UNICEF promotes the rights and wellbeing of every child, in everything we do. Together with our partners, we work in 190 countries and territories to translate that commitment into practical action, focusing special effort on reaching the most vulnerable and excluded children, to the benefit of all children, everywhere.
For more information about UNICEF and its work for children, visit www.unicef.org.
About the WHO Regional Office for Europe
The primary role of the World Health Organization (WHO) is to direct and coordinate international health within the United Nations’ system. The WHO Regional Office for Europe (WHO/Europe) is one of WHO’s six regional offices around the world.
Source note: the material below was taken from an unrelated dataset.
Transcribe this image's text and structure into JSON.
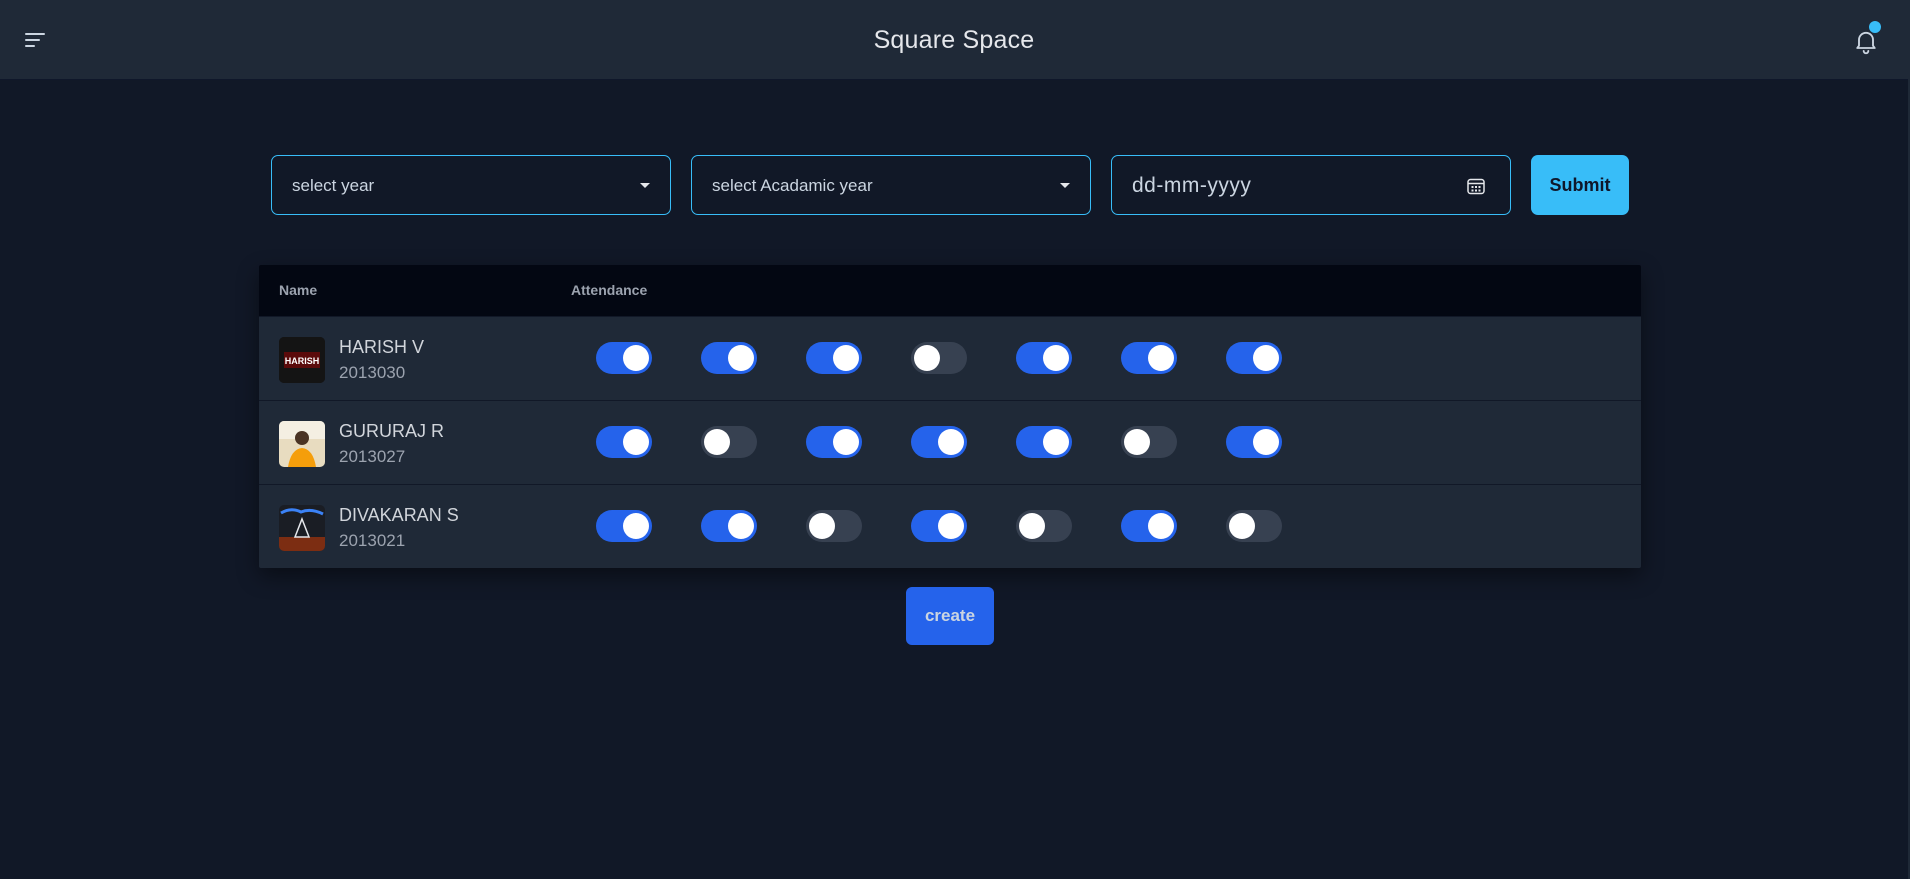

Through offices in 29 countries, 3 technical centres, and in the main office in Copenhagen, Denmark, WHO/Europe staff work side by side with governments and other partners to ensure the highest attainable level of health for all people.
About The Coalition
The Coalition of Centres in Global Child Health (The Coalition) is a global network of expert individuals and academic centres and institutions that have expressed commitment to a collectively-developed set of principles and plans of advancing global child health. The Coalition provides a platform for enhancing research capacity and global collaboration and knowledge exchange to improve child health, development and survival. Visit www.gchcoalition.com for more information.
About SickKids Centre for Global Child Health
The Centre for Global Child Health is the dedicated hub for global child health-focused activities at SickKids. The Centre supports the global agenda for newborn, child and adolescent health through collaborative research grounded in scholarship, sustainable capacity building through education, the use of evidence to inform policy development, and advocacy for improved health for children and families. Visit www.sickkids.ca/globalchildhealth for more information.